Why source locally? This can be a point of tension for many small businesses. You might think price is the first obstacle but in reality that piece is much more flexible (open to negotiation) that many of the other challenges.
First, there are the challenges related to our business — being a small gourmet food truck. For example, we won’t meet order minimums for most distributors (local or other wise). This means that we have to go to restaurant stores to buy our nonperishable items and find bakeries and produce companies that will charge little to nothing for delivering a small quantity of product.
Also due to our size and business model, deliveries is another challenge. Accepting deliveries at the truck won’t work because a) we don’t have the space and b) we are hoping to be so busy we won’t have time to stop and check-in a delivery. Since we are so small, we won’t be at our kitchen much, so having food delivered there is not really an option either.
These are problems related to our business model and size. There are also larger, more systemic issues of working in Boston that make sourcing locally challenging. For one, many of the larger farms that do wholesale are further away from Boston. This means either more time away from the farm for the farmer to deliver produce or it means hiring a distributor which adds cost. Two, the streets in Boston are so narrow, traffic is horrible, and parking is impossible. (Especially when there are snow drifts up to the roof.) Why would you want to leave your bucolic fields of produce and flocks of chickens to drive a huge refrigerated truck around Boston? I don’t think I would! Or if I did, only for a really fabulous sale — not to drop off 20 lbs of carrots to Bon Me.
BUT, all these challenges aside farmers and food businesses are trying to make it work. Metro Pedal Power is providing distribution in Boston, Somerville, and Cambridge for two local farms. Other farmers are making weekly trips to the city to drop off Community Supported Agriculture (CSA) shares and are interested in getting some publicity on local restaurants’ menus.
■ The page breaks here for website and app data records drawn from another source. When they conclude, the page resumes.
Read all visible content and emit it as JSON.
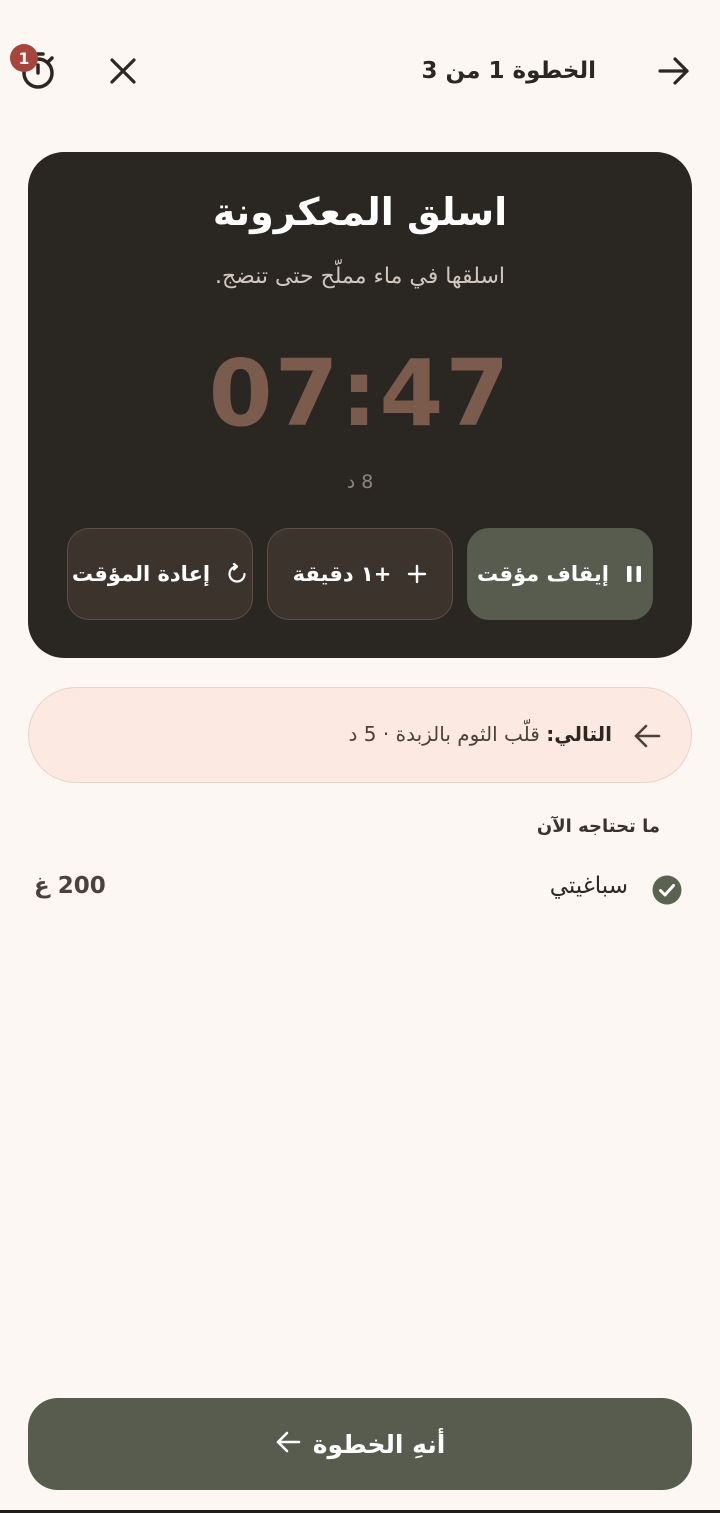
{
  "header": {
    "timer_badge": "1",
    "step_label": "الخطوة 1 من 3"
  },
  "card": {
    "title": "اسلق المعكرونة",
    "subtitle": "اسلقها في ماء مملّح حتى تنضج.",
    "timer": "07:47",
    "total": "8 د",
    "pause_label": "إيقاف مؤقت",
    "add_label": "+١ دقيقة",
    "reset_label": "إعادة المؤقت"
  },
  "next": {
    "prefix": "التالي:",
    "text": "قلّب الثوم بالزبدة · 5 د"
  },
  "ingredients": {
    "heading": "ما تحتاجه الآن",
    "items": [
      {
        "name": "سباغيتي",
        "qty": "200 غ",
        "checked": true
      }
    ]
  },
  "footer": {
    "finish_label": "أنهِ الخطوة"
  },
  "colors": {
    "background": "#FCF7F2",
    "card": "#2A2621",
    "timer": "#7A5B4C",
    "accent": "#585C4E",
    "badge": "#A8443A",
    "next_bg": "#FCE9E2"
  },
  "icons": [
    "stopwatch-icon",
    "close-icon",
    "arrow-right-icon",
    "pause-icon",
    "plus-icon",
    "restart-icon",
    "arrow-left-icon",
    "check-circle-icon"
  ]
}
We at Bon Me are hopeful that we can make it work for us and for the farmer. We know that our customers will appreciate the high quality and taste of food grown locally. Also, knowing that we, as a local business, are supporting other local businesses just seems to make sense!